## Requirement
Copy out all lines from the entries below in which "Create" occurs.

━━━━━ Material for the task

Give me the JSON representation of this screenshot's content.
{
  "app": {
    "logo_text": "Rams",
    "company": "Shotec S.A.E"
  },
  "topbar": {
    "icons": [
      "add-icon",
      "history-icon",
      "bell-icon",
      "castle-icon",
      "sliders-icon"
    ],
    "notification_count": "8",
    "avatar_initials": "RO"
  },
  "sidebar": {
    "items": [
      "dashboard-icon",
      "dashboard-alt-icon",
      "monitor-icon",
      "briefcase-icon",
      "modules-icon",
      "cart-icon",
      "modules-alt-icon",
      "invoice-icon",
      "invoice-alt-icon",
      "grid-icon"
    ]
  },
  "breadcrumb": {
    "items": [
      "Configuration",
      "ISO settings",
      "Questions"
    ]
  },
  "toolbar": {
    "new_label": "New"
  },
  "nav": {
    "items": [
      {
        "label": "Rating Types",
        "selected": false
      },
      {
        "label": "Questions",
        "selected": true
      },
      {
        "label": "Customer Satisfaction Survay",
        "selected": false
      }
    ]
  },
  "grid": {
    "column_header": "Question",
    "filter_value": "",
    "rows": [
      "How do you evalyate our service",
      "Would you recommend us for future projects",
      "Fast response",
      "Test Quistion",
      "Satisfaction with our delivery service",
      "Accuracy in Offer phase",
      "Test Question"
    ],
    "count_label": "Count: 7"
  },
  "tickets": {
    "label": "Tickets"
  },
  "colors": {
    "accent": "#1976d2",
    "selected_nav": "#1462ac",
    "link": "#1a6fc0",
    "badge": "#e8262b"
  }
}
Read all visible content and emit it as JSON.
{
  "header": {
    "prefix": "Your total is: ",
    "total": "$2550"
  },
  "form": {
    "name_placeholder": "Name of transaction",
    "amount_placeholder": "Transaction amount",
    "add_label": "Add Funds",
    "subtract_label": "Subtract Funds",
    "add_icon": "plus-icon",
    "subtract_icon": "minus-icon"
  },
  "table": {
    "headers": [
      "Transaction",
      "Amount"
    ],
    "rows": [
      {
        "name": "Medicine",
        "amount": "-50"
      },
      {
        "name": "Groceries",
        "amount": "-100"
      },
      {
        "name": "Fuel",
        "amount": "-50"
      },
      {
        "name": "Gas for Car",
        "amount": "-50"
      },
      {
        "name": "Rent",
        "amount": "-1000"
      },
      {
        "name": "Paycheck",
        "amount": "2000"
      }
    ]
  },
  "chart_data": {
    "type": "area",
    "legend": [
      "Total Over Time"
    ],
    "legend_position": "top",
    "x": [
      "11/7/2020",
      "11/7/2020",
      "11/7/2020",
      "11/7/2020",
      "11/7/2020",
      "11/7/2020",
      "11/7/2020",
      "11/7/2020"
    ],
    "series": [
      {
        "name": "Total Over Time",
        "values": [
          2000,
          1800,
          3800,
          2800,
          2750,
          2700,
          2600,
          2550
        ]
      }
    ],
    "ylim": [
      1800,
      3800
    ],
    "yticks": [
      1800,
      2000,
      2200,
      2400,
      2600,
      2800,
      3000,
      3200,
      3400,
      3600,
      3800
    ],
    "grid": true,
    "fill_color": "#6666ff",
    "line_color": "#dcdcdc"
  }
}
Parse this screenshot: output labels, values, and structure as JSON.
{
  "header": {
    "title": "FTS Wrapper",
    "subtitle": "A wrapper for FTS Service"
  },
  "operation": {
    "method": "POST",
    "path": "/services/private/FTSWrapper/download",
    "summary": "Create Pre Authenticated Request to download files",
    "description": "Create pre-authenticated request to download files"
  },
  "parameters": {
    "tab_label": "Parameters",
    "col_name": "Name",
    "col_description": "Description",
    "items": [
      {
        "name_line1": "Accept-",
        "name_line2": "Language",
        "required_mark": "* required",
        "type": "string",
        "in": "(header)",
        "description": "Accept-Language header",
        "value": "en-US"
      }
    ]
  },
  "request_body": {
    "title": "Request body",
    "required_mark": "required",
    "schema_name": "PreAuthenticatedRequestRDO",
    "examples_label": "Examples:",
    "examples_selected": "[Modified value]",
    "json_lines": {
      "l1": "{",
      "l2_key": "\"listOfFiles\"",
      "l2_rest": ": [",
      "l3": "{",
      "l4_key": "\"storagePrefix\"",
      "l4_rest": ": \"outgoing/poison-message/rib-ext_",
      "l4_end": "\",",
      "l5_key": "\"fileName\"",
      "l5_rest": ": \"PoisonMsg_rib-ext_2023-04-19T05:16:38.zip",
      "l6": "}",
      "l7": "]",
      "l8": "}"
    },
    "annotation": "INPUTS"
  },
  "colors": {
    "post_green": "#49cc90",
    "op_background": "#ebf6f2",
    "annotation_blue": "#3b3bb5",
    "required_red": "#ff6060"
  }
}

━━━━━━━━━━

## Response box
    "summary": "Create Pre Authenticated Request to download files",
    "description": "Create pre-authenticated request to download files"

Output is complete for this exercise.